This Week in Energy: Gasification, China, Brazil, KiOR
This Week in Energy is a weekly round-up of news making headlines in the world of energy. Most of these stories are posted throughout the week to our Energy Ticker page.
The purpose is to stimulate discussion on energy issues. Community members should feel free to turn these into open thread energy discussions. Suggestions and news tips are welcome. I (Sam) can be reached at editor [at] consumerenergyreport [dot] com.
Reporting from the Gasification Technologies Conference
This week Robert Rapier attended the 2011 Gasification Technologies Conference. This conference covers developments for converting coal, natural gas, and biomass to power and liquid fuels via gasification. Robert provided some updates from the conference on Twitter (@RRapier), including:

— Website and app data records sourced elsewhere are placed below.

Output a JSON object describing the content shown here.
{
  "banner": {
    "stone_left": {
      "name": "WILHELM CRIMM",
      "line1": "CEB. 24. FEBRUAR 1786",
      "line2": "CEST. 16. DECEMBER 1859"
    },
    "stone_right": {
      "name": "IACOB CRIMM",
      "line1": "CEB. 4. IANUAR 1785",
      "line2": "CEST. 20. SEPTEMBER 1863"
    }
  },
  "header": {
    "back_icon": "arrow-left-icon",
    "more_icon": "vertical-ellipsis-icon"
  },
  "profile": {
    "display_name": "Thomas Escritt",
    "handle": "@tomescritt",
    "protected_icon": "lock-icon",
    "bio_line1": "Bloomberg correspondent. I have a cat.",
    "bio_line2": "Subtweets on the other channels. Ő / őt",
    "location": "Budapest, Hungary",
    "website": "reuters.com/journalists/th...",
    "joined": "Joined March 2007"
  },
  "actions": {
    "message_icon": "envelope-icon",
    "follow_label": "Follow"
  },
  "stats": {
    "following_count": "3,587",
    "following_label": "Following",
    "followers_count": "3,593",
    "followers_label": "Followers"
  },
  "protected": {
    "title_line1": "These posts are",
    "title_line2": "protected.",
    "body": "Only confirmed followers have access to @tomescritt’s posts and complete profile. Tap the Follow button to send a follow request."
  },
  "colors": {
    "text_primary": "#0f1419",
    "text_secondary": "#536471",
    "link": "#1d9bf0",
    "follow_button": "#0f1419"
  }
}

- Shell’s 140,000 bpd Pearl GTL facility has started up. During the project, Shell has gone an amazing 77 million man hours without a lost time injury.
- At the conference, Shell predicted that in 2050 the world will use twice as much overall energy and 6-10 times as much renewable energy as today.
- The U.S. is falling behind China in gasification. Since 2004, China has started up 35 gasification plants while the U.S. has started up zero.
- Biomass to liquid (BTL) producer Rentech is scheduled to begin producing fuel from their 20 ton per day facility in Colorado by the end of this year.
China’s demand for energy continues to climb, but the Chinese are increasing taxes on oil and gas to help reduce demand. On the supply side, it was revealed that China has ties to a major shale gas discovery in the UK, and they have launched an attempt to take over a London-listed uranium miner: China eyes shale gas and uranium firms in UK. As Robert’s recent post on carbon emissions showed, fossil fuel usage across the Asia Pacific continues a steadily climb, and China is attempting to lock up as many energy sources as they can. This includes the planned construction of more new nuclear reactors in the next few years than in the rest of the world combined, as well as attempts to secure patents from bankrupt solar firm Evergreen Solar.
The Emergence of Brazil
Robert has frequently touted Brazil as a country ideally positioned for strong economic growth even in a world in which energy supplies are tight (and in 2008 he invested in the Brazilian energy giant Petrobras as a result). This week the New York Times reported on the emerging power of Brazil (and Petrobras): In Brazil, Energy Finds Put Country at a Whole New Power Level:
Petrobras grew at its own impressive pace for decades, mixing progress with setbacks as Brazil struggled with drawn-out dependence on foreign oil. But Petrobras’s huge offshore oil discoveries in recent years now enable its leaders to contend that it could surpass Exxon Mobil — called Standard Oil in Walter Link’s day — as the world’s largest publicly-traded oil company.
Note: This next week Robert will be in Brazil for a firsthand look at how Brazil’s many energy options are reshaping the country’s future. Robert will be speaking at a seminar on sustainable urban development in Brasilia: Seminário Internacional Jornada Brasília +50: Mobilidade Sustentável
This week Robert had an article published in the Christian Science Monitor: Clean energy falls short so far. It is a condensed version of an earlier article, in which Robert wrote that he had strongly considered shorting one of Vinod Khosla’s IPOs because he considered it grossly overvalued. That company happened to be KiOR. Following a downgrade of KiOR last week by one analyst, this week another analyst reported that he also considers the company overvalued:
The author, who did short KiOR, ultimately concludes “the point is that KIOR’s present fair value is less than 10% of the current market valuation.” On Monday an article on R-Squared will take a closer look at KiOR and explain why Robert ultimately decided not to short it. (On the topic of investments, in November Robert will discuss energy investing and due diligence at the annual ASPO Conference in Washington D.C.)
Keystone Pipeline, Solyndra (still)
- In contrast to the New York Times editorial opposing the Keystone Pipeline, this week the Washington Post endorsed the pipeline, arguing that “rejecting the pipeline won’t reduce global carbon emissions or the risk of environmentally destructive spills.”
- The bad news about Solyndra continues to trickle in, and will likely continue to be a political liability for President Obama as election season heats up. This week’s news focuses on e-mails that indicate that an Obama administration appointee at the Energy Department pressured White House analysts to sign off on the loan to Solyndra, despite a clear conflict of interest involving the appointee’s wife.